***** Records for the task

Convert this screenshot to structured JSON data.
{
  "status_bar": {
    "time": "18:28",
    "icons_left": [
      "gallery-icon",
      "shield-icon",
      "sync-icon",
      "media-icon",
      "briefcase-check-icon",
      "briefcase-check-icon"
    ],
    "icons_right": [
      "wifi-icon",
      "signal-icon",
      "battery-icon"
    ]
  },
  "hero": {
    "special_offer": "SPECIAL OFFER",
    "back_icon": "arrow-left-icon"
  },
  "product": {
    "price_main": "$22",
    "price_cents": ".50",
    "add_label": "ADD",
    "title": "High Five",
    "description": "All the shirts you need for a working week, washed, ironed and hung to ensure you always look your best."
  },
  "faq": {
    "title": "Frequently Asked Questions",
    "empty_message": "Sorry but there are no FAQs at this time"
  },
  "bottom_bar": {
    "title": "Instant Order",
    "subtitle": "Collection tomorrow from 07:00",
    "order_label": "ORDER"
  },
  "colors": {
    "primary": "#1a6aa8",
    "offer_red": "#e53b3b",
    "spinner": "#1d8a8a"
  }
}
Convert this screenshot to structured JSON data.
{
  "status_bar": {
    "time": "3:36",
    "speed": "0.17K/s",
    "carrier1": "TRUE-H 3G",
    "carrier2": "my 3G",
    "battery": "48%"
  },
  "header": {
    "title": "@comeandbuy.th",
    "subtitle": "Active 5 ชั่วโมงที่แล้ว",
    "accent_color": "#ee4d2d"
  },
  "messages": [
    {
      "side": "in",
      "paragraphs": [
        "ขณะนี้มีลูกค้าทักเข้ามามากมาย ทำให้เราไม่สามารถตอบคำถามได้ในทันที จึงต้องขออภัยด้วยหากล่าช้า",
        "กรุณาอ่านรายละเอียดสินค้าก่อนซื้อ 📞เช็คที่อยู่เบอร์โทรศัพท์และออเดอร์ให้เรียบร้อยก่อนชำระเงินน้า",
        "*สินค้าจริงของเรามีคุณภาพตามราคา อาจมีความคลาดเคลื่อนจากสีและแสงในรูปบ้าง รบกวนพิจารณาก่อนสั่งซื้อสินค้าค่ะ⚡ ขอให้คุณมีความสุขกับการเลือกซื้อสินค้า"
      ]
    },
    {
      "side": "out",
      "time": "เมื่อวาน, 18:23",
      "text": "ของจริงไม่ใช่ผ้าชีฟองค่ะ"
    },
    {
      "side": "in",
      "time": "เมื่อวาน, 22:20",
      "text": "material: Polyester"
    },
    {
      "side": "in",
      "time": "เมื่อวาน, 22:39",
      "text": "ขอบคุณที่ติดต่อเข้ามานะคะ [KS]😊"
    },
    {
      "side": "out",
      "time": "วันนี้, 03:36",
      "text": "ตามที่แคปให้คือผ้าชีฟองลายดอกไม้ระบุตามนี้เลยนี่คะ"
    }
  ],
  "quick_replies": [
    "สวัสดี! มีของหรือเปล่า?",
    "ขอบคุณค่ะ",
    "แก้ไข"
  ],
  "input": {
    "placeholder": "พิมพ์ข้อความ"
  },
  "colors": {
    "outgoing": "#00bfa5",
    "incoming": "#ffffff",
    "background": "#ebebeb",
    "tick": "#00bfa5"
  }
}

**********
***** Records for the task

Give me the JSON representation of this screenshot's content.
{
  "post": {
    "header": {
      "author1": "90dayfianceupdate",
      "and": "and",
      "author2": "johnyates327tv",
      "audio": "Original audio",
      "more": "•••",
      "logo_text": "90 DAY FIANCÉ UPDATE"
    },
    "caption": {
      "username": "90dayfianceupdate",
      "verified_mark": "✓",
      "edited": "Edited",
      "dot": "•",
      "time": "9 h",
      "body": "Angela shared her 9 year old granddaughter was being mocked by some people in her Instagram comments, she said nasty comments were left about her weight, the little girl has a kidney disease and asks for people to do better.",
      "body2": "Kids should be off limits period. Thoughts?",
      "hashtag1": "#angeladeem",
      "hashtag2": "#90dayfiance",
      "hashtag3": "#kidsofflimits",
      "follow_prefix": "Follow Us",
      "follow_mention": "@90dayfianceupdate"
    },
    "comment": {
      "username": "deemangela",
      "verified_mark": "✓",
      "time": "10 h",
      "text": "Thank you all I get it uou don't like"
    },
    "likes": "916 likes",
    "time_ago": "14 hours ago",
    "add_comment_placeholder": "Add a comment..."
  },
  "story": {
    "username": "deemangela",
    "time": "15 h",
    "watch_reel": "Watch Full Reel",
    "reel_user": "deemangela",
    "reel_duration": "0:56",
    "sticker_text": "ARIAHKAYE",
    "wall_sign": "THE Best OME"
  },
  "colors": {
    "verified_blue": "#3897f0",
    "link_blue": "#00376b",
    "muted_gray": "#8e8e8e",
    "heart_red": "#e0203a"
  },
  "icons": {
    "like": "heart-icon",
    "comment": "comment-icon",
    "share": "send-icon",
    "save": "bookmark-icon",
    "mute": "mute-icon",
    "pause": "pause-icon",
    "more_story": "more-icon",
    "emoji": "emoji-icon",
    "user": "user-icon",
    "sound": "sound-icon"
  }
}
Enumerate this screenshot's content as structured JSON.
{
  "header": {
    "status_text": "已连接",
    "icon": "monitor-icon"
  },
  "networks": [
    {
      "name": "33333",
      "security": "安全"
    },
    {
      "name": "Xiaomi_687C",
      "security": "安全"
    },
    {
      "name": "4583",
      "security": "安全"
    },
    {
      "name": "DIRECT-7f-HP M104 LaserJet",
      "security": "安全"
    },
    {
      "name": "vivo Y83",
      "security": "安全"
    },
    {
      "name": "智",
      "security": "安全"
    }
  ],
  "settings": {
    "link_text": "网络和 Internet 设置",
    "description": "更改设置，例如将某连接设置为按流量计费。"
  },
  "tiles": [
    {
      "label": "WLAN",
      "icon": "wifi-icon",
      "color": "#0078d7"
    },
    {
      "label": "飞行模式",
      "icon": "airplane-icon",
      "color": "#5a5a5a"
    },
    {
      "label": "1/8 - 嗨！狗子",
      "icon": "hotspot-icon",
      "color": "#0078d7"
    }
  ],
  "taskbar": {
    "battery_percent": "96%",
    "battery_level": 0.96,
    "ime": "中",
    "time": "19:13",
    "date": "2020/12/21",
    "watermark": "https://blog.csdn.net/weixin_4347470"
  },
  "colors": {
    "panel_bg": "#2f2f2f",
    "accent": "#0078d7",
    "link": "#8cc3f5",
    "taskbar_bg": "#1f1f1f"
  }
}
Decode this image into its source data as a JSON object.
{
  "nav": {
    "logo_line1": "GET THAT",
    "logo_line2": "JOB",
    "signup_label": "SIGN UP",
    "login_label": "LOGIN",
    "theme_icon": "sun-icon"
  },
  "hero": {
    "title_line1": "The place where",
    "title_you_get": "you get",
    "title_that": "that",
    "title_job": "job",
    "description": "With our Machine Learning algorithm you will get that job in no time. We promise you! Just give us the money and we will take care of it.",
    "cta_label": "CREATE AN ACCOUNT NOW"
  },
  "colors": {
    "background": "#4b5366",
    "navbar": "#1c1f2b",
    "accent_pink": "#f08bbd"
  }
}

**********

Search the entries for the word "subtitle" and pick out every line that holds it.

[Output for this task]
    "subtitle": "Collection tomorrow from 07:00",
    "subtitle": "Active 5 ชั่วโมงที่แล้ว",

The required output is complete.